What is being asked >>
Across the records below, how many lines include the string "true"? Respond with the number only.

Data for this exercise >>
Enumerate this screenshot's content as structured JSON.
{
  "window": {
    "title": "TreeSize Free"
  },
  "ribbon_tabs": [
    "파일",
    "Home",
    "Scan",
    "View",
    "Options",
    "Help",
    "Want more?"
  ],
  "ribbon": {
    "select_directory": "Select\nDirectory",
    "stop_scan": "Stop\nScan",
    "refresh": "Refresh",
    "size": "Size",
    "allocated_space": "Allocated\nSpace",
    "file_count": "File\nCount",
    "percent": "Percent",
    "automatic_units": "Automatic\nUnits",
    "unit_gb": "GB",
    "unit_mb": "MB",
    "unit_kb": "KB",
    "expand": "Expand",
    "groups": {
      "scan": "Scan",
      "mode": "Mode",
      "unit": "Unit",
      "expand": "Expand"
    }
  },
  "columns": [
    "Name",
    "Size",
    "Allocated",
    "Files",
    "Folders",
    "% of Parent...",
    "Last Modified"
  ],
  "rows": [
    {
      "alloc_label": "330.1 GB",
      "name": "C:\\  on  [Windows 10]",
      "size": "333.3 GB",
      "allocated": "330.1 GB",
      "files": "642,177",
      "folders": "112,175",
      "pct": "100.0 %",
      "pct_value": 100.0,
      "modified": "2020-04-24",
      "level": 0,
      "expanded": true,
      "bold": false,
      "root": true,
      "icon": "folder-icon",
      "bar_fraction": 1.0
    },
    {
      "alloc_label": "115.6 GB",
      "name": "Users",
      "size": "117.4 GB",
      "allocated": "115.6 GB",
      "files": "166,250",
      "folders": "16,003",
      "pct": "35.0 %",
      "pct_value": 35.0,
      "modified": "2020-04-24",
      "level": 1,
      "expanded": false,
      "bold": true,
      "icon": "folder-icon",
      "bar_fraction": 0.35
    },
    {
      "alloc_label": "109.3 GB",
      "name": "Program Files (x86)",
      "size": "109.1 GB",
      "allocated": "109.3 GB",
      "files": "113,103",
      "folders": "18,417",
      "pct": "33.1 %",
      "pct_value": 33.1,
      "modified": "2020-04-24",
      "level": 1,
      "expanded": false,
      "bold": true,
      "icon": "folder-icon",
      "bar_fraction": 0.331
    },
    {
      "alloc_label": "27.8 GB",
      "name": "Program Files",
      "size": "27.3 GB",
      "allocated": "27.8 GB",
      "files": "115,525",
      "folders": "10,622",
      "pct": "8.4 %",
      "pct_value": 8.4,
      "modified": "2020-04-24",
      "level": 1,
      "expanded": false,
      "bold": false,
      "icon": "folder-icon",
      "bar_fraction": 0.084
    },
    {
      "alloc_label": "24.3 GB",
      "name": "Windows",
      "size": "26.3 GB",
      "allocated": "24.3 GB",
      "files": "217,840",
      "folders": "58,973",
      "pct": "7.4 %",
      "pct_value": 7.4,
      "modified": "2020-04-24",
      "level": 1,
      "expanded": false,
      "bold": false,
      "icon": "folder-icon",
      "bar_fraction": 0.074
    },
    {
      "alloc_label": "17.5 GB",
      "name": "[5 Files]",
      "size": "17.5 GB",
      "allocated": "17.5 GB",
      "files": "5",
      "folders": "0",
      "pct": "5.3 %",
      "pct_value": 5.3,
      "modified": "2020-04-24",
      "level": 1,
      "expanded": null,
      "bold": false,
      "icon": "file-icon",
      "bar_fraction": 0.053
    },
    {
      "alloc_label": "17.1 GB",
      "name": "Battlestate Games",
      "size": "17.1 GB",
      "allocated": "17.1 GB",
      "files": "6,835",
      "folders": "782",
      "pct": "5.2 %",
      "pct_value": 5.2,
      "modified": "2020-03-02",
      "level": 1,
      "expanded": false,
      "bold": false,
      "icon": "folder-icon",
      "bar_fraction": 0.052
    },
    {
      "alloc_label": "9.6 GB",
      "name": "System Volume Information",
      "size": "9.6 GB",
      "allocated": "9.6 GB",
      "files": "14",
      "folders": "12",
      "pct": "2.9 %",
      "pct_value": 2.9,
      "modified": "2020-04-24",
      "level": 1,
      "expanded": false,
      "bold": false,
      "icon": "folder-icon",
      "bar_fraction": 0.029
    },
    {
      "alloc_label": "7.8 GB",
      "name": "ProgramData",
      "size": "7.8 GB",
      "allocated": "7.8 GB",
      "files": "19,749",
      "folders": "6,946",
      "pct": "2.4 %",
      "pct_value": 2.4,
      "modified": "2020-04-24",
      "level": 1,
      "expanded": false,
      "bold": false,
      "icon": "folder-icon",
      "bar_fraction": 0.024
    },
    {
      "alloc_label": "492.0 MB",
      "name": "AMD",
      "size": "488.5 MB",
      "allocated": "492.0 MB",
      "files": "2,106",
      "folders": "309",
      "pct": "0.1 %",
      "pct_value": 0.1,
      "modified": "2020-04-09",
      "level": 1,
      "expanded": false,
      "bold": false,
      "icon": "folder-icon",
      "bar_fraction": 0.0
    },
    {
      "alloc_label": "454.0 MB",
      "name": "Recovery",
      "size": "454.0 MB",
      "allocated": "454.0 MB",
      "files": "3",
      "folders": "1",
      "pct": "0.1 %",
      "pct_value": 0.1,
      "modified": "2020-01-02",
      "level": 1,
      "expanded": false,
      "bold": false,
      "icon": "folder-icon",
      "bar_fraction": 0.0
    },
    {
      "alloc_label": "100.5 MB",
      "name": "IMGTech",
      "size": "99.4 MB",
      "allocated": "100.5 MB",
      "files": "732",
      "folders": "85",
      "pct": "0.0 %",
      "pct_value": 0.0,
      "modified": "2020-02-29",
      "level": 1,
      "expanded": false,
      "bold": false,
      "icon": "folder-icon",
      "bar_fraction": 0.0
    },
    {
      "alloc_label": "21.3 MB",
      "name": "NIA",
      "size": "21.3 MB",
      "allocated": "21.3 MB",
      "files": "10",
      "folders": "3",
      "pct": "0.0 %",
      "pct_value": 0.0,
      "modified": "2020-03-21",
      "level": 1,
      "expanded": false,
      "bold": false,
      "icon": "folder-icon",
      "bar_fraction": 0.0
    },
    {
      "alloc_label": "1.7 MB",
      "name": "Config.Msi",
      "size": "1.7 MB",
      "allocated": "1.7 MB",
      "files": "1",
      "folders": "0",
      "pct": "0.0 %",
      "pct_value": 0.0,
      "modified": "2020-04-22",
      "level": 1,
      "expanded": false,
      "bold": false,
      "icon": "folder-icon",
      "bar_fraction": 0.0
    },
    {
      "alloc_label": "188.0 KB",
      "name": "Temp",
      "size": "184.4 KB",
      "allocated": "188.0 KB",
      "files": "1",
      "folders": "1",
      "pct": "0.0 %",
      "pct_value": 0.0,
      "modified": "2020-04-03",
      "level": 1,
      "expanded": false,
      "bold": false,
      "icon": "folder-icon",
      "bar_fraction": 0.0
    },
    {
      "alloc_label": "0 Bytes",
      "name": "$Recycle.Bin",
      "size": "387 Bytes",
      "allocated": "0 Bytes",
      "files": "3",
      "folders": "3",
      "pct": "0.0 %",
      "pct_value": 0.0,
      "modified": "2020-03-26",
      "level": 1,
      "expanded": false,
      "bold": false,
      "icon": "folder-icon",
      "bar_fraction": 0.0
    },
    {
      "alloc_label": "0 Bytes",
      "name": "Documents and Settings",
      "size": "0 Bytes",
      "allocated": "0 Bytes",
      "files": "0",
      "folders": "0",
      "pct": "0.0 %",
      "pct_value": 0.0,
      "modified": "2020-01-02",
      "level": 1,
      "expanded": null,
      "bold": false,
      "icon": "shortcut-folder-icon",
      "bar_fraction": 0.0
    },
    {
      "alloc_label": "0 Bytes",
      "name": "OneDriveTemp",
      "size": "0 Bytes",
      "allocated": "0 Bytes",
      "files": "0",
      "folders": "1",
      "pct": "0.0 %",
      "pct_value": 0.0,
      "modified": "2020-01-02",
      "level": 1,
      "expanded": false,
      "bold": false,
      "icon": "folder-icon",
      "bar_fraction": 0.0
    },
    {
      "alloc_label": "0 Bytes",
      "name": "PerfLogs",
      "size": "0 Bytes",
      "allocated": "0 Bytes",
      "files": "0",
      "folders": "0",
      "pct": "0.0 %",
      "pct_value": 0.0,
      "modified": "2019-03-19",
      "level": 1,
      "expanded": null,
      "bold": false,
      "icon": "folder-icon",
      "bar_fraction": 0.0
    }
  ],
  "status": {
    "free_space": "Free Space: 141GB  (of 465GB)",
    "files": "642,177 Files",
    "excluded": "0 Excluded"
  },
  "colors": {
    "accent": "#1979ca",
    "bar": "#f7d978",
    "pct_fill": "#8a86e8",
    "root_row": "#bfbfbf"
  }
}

Written solution >>
4